Frustration. Wasted time. Lack of direction. Too many positions to fill. What kind of structure is best for your congregation? Can things get better organizationally in your congregation? Yes, someone is listening and responding to the real dilemmas that congregations and leaders are facing. David Peter responds to these concerns and more in Organizing for Ministry and Mission. As you read this book, you will gain biblical and theological insights, options for growing an impactful organization, and true hope for a well-run congregation rooted in Christ and ready for His mission. There is no despair in this book, only confidence that Christ is at work and will continue to be at work. It is filled with practical ideas for you and your congregation to consider, including how to raise up new leaders for service. If you are looking for less frustrating meetings, more rich and clear congregational life, and especially stronger ministry and mission, this is the book for you!
—Rev. Dr. Allan R. Buss, president, Northern Illinois District
David Peter has written the definite resource on board governance for congregations. Organizing for Ministry and Mission adroitly acknowledges that each church is unique in culture, history, size, and programmatic complexity and, as such, one governance model does not fit all. Peter combines a theological framework with a practical approach that allows a congregation’s governance model to addition of value to its mission as opposed to an exercise in frustration. A “how to” guide for every seminarian and a must read for all of us who are lay leaders and pastors in our churches.
—Dr. Kurt Senske, author, The CEO and the Board: The Art of Nonprofit Governance as a Competitive Advantage, founder and principal of CEO-Board Services.
David Peter does an excellent job making the case for the importance and necessity of a congregation giving attention to its organizational structure as it serves the essence of the Church—the Gospel of Jesus Christ. Congregations will benefit from this book, as it provides a wealth of information useful for every congregation, regardless of size or context. As the leader of the Post-Seminary Applied Learning and Support (PALS) program, I will definitely recommend this book to new pastors transitioning into their first call.
—Rev. Dr. James A. Baneck, executive director of pastoral education, The Lutheran Church—Missouri Synod

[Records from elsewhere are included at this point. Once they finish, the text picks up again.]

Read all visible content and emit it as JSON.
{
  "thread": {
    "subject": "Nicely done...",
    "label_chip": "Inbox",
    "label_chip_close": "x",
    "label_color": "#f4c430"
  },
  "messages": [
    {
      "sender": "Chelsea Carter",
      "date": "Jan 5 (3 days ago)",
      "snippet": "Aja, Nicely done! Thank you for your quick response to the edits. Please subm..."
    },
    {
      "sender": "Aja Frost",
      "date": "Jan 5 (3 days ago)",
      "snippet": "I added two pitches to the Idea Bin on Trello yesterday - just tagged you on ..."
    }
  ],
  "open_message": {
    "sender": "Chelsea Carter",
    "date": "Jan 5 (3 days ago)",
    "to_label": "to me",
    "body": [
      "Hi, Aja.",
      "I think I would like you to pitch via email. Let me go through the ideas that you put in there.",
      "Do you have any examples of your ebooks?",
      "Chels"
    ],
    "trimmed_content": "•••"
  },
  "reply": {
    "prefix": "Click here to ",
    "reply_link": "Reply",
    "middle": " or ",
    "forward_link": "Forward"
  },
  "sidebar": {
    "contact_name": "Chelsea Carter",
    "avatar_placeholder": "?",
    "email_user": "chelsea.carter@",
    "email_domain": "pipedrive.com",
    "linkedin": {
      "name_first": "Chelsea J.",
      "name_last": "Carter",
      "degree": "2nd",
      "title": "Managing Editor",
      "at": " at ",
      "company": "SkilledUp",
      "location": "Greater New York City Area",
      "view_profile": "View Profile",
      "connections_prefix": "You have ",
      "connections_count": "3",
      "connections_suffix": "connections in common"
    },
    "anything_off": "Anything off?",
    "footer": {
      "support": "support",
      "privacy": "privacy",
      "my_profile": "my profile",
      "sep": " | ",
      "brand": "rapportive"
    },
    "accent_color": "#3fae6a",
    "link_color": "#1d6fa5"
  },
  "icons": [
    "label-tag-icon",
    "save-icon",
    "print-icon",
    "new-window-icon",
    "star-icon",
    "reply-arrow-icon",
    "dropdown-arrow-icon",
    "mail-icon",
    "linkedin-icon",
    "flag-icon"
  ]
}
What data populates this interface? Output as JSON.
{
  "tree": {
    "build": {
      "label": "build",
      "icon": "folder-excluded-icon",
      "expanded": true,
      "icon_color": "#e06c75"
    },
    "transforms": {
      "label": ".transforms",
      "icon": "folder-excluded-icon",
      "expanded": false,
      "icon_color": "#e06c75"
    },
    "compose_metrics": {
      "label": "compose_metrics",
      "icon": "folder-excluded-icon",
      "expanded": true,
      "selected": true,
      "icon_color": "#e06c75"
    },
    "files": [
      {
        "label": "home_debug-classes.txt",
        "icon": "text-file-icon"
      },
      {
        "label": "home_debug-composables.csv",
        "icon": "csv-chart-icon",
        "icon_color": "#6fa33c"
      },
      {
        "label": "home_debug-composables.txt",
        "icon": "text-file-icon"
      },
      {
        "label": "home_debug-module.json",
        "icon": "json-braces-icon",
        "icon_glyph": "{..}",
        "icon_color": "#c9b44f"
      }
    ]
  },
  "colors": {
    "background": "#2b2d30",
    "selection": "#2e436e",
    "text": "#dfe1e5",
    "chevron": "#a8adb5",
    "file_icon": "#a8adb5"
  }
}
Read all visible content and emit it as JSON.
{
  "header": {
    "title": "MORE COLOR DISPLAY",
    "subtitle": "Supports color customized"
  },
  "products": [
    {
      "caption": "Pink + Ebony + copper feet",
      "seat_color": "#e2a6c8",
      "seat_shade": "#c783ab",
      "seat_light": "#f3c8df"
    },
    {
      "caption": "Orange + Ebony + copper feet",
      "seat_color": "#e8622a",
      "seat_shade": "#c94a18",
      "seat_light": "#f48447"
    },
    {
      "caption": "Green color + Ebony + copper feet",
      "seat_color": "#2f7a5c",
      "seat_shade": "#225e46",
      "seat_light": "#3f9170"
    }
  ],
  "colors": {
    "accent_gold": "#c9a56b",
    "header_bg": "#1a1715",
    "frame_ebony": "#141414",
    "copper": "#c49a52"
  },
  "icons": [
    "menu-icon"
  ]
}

David Peter provides a compelling case that since God is a God of order and His very creation exhibits organization, so should God’s Church be as it carries out God’s mission. While insisting that organization is not optional, Peter does not insist on a one-size-fits-all approach. He provides a theological framework for organizing the local congregation and presents the three most common approaches in organizing congregations today, weighing the strengths and weaknesses of each. This book is a valuable resource for those who wish to examine their own congregational structure, especially as changes in context occur.
—Rev. Dr. Glen Thomas, senior pastor, St. Paul’s Lutheran Church and School, St. Louis, Missouri
Concordia Publishing House (CPH) is the publishing arm of The Lutheran Church—Missouri Synod. For 150 years, CPH has been providing individuals, churches, and schools with products that are faithful to the Scriptures and the Lutheran Confessions. From books and Bibles to church supplies, curriculum, and software, CPH offers over 10,000 products to support the proclamation of the Gospel worldwide. Visit CPH online at cph.org.